- [DATA FOR THE TASK]:
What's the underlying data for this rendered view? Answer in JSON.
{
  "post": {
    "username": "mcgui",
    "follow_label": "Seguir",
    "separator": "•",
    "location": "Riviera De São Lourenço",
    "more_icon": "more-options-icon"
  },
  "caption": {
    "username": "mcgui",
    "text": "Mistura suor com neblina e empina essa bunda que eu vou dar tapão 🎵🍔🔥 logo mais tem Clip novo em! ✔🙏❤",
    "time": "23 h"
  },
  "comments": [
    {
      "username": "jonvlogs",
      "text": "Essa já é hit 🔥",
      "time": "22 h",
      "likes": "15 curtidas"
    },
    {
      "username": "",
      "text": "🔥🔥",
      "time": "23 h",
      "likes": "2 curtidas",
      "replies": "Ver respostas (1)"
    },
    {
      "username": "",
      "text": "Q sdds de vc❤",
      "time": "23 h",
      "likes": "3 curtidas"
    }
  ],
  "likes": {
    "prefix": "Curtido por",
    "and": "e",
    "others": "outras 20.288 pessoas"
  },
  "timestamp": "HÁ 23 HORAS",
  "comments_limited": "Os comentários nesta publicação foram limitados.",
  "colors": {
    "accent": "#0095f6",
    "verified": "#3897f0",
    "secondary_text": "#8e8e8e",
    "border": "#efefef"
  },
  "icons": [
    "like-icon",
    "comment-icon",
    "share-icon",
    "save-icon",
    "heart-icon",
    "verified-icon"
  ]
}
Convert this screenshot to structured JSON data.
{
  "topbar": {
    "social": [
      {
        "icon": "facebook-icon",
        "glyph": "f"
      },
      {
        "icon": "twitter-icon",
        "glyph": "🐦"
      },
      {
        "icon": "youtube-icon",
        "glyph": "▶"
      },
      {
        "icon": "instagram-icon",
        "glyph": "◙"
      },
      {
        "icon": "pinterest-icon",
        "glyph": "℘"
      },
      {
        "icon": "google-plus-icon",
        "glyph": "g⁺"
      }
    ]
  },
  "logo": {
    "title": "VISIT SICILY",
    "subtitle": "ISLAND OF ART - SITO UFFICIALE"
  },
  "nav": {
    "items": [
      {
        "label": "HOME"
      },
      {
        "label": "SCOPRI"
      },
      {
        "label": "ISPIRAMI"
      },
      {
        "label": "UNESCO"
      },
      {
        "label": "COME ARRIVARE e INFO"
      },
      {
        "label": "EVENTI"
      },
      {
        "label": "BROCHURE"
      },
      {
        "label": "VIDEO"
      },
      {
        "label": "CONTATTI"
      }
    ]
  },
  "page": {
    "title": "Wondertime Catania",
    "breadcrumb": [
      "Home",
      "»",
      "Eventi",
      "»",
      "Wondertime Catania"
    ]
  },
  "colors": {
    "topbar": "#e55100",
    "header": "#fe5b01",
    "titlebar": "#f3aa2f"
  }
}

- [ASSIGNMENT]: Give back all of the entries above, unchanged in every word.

- [SOLUTION TO THIS EXERCISE]:
What's the underlying data for this rendered view? Answer in JSON.
{
  "post": {
    "username": "mcgui",
    "follow_label": "Seguir",
    "separator": "•",
    "location": "Riviera De São Lourenço",
    "more_icon": "more-options-icon"
  },
  "caption": {
    "username": "mcgui",
    "text": "Mistura suor com neblina e empina essa bunda que eu vou dar tapão 🎵🍔🔥 logo mais tem Clip novo em! ✔🙏❤",
    "time": "23 h"
  },
  "comments": [
    {
      "username": "jonvlogs",
      "text": "Essa já é hit 🔥",
      "time": "22 h",
      "likes": "15 curtidas"
    },
    {
      "username": "",
      "text": "🔥🔥",
      "time": "23 h",
      "likes": "2 curtidas",
      "replies": "Ver respostas (1)"
    },
    {
      "username": "",
      "text": "Q sdds de vc❤",
      "time": "23 h",
      "likes": "3 curtidas"
    }
  ],
  "likes": {
    "prefix": "Curtido por",
    "and": "e",
    "others": "outras 20.288 pessoas"
  },
  "timestamp": "HÁ 23 HORAS",
  "comments_limited": "Os comentários nesta publicação foram limitados.",
  "colors": {
    "accent": "#0095f6",
    "verified": "#3897f0",
    "secondary_text": "#8e8e8e",
    "border": "#efefef"
  },
  "icons": [
    "like-icon",
    "comment-icon",
    "share-icon",
    "save-icon",
    "heart-icon",
    "verified-icon"
  ]
}
Convert this screenshot to structured JSON data.
{
  "topbar": {
    "social": [
      {
        "icon": "facebook-icon",
        "glyph": "f"
      },
      {
        "icon": "twitter-icon",
        "glyph": "🐦"
      },
      {
        "icon": "youtube-icon",
        "glyph": "▶"
      },
      {
        "icon": "instagram-icon",
        "glyph": "◙"
      },
      {
        "icon": "pinterest-icon",
        "glyph": "℘"
      },
      {
        "icon": "google-plus-icon",
        "glyph": "g⁺"
      }
    ]
  },
  "logo": {
    "title": "VISIT SICILY",
    "subtitle": "ISLAND OF ART - SITO UFFICIALE"
  },
  "nav": {
    "items": [
      {
        "label": "HOME"
      },
      {
        "label": "SCOPRI"
      },
      {
        "label": "ISPIRAMI"
      },
      {
        "label": "UNESCO"
      },
      {
        "label": "COME ARRIVARE e INFO"
      },
      {
        "label": "EVENTI"
      },
      {
        "label": "BROCHURE"
      },
      {
        "label": "VIDEO"
      },
      {
        "label": "CONTATTI"
      }
    ]
  },
  "page": {
    "title": "Wondertime Catania",
    "breadcrumb": [
      "Home",
      "»",
      "Eventi",
      "»",
      "Wondertime Catania"
    ]
  },
  "colors": {
    "topbar": "#e55100",
    "header": "#fe5b01",
    "titlebar": "#f3aa2f"
  }
}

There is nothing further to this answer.